We spend a lot of time telling you to get out and explore the city. There’s plenty to see out there — Chinatown, Northern Liberties, Rittenhouse Square, South Street. But when you’re looking for something different on the weekend, or when it’s time to relax after class, your best bet is right next door.
Lancaster Avenue is the gateway to Powelton Village, Drexel’s next-door-neighborhood. It's also home to dozens of shops, restaurants, and green spaces. Walk down Lancaster and take in West Philadelphia's trademark Victorian architecture (don't miss the wrought-iron fences, a favorite of ours). The flowers, murals, and brightly-painted houses are a great way to get some color in your life if Center City's tall buildings are starting to get you down.

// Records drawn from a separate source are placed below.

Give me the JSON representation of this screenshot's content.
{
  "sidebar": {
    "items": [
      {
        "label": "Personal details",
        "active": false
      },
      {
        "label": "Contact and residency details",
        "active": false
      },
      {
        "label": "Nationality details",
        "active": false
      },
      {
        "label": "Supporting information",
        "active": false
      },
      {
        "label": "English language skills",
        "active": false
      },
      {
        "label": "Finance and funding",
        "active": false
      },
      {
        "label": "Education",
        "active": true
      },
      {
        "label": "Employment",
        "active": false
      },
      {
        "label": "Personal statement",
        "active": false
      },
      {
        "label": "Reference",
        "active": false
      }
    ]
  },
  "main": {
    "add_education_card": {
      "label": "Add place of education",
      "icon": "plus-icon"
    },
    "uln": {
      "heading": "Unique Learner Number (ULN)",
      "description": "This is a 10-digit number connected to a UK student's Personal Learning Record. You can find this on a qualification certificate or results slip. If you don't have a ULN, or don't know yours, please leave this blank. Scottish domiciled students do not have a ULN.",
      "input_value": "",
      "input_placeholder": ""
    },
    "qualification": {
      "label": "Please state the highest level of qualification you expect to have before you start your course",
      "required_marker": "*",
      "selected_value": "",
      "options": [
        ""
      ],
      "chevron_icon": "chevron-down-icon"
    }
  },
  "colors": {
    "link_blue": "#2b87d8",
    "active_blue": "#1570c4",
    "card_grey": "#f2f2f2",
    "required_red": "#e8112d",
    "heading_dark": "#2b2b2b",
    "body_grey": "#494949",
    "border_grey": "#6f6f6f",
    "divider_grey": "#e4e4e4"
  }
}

When you're done exploring, stick around. Get a cup of something hot (or better yet, an iced coffee) at the beloved Green Line Cafe — although you might have trouble deciding whether to sit inside and chat with the friendly staff, or move outside and do some people-watching. When you get hungry, visit Mad Greek's Pizza or Ed's, both Drexel favorites. For more formal occasions there's brick oven pizza as well as highly-rated Mexican and Thai restaurants. If you're feeling especially generous, invite your parents — Cornerstone Bed and Breakfast (and all the Victorian charm you can handle) is just a block away.
Try something new. Stop into Redcap's Corner, one of Philadelphia's only gaming shops, and play a game with Benn and Adam (or pick something up to take back to the lounge — they accept Dragon Dollars). If you'd rather stretch your legs instead of your brain, walk down the street to the Fencing Academy of Philadelphia (we're not kidding). Or check out an art gallery. The remarkable thing about Lancaster Ave. isn't the variety of things to do, it's how natural it all feels. It's a great place to live, work, and play, with a vibe that's both hip and authentic.
Drexel students along the Avenue.
Enjoying some shade on the way to the Green Line Cafe.
Here are a couple of the neighborhood's more colorful characters.
Adam Friedman and Benn Roe of Redcap's Corner.
A yard bursting with color, an emphasis on community and the arts, an iron fence — this is the quintessential Lancaster Ave.
May 31, 2012